A god of Nature and Animals would result in a strongly agricultural nation; such a country might avoid the construction of large cities and other structures that come between the people and the land.
A realm devoted to the goddess of Knowledge and Magic would place a tremendous emphasis on education and learning. Physical violence would be abhorred, and any sort of aggressive behavior would be punished. Magic would be an integral part of law, both for determining guilt and enacting punishments.
In a nation that revered the god of Luck and Trickery, the only crime would be getting caught! A court of justice might literally involve the roll of a die or spinning of a wheel to determine the fate of the victim; alternately, the defendant might play a game with his accuser, or get to engage in a bluffing contest.
The Nature of Crime
In a nation dedicated to a goddess of War, murder may not be considered a crime as long as the target has a chance to defend himself. If the goddess is of good alignment, this rule may only apply to combat between equals; however, an evil goddess may see the weak as being unfit to live. In either nation, assassination would be considered a truly vile crime as it denies the warrior the chance to die in battle.
On the other had, in the nation of a god of Trickery and Evil, assassination may be perfectly acceptable; it could be that if no one sees the crime, the guard won’t even investigate. But outright street violence goes against the teachings of the god and must be punished. Likewise, in the realm of a god of Trickery, crimes like fraud and theft are unlikely to be investigated; however, a criminal caught in the act will be punished for her incompetence.
The Role of Magic
In a high magic setting, most representatives of the church will be clerics or paladins. An acolyte may only have one or two levels, but nonetheless, the representatives of the gods have the ability to use magic. If arcane magic is uncommon in the society, the spellcasting power of the church may be one reason that it’s a theocratic society in the first place; the mystical power of the clerics may give them a stranglehold on society.

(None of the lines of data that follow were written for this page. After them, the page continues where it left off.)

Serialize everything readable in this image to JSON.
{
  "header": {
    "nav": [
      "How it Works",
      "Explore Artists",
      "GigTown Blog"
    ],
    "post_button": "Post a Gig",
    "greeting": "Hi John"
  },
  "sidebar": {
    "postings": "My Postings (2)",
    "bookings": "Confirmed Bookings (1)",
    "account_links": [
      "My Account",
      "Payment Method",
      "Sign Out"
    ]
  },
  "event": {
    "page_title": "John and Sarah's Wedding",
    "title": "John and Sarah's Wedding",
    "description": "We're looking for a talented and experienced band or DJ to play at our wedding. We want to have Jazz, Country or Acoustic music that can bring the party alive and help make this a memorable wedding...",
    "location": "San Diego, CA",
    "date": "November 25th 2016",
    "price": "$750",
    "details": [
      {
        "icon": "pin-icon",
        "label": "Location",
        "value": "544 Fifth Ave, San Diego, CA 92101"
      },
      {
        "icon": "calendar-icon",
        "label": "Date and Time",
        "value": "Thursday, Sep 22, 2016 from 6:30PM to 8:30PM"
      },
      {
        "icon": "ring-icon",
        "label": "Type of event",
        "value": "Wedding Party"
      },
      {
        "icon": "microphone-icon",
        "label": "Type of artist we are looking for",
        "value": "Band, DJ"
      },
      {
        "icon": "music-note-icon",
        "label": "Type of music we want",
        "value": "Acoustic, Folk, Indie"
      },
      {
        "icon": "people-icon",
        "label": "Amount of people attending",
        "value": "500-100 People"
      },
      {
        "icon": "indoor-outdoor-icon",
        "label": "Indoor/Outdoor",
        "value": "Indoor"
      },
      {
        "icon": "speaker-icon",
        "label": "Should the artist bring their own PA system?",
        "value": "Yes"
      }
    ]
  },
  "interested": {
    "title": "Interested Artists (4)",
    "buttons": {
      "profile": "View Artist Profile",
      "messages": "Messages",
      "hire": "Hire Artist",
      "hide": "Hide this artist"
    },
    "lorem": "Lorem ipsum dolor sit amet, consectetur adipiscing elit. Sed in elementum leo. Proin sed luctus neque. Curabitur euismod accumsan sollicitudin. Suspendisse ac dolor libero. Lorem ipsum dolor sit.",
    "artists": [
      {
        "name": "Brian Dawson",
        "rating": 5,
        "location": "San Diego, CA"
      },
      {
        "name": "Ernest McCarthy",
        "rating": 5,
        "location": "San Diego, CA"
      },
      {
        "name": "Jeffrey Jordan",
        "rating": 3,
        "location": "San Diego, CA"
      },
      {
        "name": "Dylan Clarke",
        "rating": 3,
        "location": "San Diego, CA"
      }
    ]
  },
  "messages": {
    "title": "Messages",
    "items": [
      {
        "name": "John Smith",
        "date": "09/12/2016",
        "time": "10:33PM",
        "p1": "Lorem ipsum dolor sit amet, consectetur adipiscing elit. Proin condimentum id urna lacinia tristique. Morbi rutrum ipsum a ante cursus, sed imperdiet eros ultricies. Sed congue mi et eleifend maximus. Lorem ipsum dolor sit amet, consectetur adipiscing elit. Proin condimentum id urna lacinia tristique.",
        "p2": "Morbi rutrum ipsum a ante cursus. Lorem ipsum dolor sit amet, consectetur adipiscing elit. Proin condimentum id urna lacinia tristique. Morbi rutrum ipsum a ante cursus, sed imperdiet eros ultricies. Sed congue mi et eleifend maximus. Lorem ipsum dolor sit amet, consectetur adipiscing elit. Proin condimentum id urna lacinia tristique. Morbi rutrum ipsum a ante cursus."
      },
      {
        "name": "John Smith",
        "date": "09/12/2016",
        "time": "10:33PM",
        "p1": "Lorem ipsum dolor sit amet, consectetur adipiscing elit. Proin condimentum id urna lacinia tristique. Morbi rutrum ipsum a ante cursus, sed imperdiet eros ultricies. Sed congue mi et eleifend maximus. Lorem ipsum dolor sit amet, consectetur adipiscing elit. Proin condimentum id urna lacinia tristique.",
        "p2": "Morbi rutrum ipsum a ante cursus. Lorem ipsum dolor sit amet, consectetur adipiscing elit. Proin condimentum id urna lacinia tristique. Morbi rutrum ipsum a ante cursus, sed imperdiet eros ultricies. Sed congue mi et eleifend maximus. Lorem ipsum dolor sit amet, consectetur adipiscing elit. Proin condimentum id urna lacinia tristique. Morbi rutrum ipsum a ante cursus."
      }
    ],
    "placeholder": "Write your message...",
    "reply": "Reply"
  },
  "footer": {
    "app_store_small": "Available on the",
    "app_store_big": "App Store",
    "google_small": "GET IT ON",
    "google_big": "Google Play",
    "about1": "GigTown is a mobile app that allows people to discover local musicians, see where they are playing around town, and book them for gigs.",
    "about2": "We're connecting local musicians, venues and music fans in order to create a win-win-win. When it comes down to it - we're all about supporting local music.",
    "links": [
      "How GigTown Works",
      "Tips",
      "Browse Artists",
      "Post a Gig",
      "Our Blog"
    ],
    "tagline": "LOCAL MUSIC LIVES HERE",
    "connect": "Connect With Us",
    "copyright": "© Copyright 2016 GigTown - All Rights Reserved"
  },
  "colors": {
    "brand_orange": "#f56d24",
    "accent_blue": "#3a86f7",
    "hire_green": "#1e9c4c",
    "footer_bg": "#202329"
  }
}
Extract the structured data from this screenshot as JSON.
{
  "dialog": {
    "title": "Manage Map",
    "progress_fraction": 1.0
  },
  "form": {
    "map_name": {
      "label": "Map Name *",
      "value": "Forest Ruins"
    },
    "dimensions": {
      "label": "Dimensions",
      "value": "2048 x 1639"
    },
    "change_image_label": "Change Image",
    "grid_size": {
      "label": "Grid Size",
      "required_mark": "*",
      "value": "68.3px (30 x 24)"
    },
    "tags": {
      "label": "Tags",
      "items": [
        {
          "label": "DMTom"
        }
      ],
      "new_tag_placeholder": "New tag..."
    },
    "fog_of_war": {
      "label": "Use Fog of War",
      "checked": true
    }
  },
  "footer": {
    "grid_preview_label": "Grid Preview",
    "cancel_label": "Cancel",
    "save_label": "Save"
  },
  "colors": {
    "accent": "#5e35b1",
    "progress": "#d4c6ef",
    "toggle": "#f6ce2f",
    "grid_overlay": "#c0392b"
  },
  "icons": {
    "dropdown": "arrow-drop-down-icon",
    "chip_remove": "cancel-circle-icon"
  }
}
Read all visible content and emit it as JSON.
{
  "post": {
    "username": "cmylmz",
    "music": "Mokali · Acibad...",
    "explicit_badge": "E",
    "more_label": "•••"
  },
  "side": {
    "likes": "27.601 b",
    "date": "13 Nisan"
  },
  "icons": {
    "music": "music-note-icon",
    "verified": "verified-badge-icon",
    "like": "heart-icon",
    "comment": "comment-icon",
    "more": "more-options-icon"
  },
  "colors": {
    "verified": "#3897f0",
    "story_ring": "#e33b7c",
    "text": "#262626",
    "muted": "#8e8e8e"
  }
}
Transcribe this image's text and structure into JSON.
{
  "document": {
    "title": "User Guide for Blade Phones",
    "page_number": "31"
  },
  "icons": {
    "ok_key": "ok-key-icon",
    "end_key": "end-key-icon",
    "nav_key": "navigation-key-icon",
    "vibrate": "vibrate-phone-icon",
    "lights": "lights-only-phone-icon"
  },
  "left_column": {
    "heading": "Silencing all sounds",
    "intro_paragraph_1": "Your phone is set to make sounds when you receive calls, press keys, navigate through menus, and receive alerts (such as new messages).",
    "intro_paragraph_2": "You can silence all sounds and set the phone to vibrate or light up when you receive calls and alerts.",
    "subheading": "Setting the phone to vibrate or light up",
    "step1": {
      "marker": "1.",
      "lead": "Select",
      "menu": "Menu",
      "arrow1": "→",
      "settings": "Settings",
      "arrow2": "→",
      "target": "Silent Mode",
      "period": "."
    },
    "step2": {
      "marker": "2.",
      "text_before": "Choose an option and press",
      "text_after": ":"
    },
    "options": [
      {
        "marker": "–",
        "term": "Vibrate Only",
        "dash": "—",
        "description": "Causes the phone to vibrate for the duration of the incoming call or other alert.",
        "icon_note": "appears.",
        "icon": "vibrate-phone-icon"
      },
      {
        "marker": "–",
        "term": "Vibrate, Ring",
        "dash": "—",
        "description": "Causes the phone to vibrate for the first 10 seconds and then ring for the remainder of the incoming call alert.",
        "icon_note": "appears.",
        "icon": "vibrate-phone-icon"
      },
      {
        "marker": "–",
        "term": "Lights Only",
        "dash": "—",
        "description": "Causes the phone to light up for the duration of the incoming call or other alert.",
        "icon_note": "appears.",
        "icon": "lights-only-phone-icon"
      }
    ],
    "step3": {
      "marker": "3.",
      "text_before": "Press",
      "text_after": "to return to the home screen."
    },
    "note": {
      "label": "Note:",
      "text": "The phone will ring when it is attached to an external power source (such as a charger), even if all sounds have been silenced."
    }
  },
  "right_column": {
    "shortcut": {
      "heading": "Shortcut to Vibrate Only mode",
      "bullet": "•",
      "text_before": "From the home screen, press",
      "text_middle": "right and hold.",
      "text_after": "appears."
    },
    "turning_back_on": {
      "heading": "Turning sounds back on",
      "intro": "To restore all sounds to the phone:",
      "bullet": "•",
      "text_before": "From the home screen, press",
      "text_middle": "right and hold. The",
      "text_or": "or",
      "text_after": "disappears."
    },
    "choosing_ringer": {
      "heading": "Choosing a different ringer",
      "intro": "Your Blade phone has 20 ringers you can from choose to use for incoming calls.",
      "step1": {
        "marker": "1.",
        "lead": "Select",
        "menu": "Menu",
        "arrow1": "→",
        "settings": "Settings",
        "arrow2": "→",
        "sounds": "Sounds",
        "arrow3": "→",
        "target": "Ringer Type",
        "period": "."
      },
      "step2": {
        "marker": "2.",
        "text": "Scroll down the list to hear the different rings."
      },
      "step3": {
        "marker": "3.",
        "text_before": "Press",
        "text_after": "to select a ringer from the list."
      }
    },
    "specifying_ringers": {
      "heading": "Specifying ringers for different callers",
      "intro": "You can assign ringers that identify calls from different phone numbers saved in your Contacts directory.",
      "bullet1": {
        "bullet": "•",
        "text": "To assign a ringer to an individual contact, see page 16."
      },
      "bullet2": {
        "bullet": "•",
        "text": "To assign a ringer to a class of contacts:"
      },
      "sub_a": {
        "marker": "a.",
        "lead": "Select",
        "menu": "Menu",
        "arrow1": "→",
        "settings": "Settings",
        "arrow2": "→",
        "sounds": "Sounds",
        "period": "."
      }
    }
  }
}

In a typical setting, only high officials will be paladins or clerics. Divine magic is accepted and recognized as the power of the gods, but it’s something that must be gained through years of pious devotion. Other religious officials will simply be dedicated experts with levels in Knowledge (religion).
In a low magic setting, actual spellcasters are an anomaly — saints, avatars, or others who have been touched by the gods in some way. Church officials are skilled orators and dedicated to the teachings of their gods, but cannot call on magical powers. An actual divine spellcaster would be seen as a miracle-worker — or a heretical witch, depending on the circumstances.
Your GM will need to decide how a society views arcane magic. As a general rule, you should be able to obtain this information with a successful check with any of the following skills or abilities: Bardic Lore (DC 10), Gather Information (DC 15), Knowledge (geography) (DC 20) Knowledge (local) (DC 10), Knowledge (religion) (DC 15). If the nation in question is your homeland or if you are a follower of the god of the land, you should be able to obtain this information without making a die roll.
In a theocratic society, magic is a gift from the gods. As a result, spells like zone of truth and light of truth are almost always used during any sort of serious trial.
A justice may still have a few levels of cleric or inquisitor, and he only needs to be 3rd level to gain access to zone of truth or painful truth. In a typical theocratic court, the justice will reserve the more powerful spells of verification for difficult cases; in most situations she will rely on her own instincts, possibly using read the guilty face to enhance her natural talents. With that said, if she has any doubts, she will use truth-telling magic or call for a truthreader to be brought in.
In a lawful evil society, an inquisitor may use his powers and determine that a victim is innocent — and lie about his findings in favour of his own personal agenda. A chaotic good priest may choose to suppress the truth in order to protect a community from emotional trauma.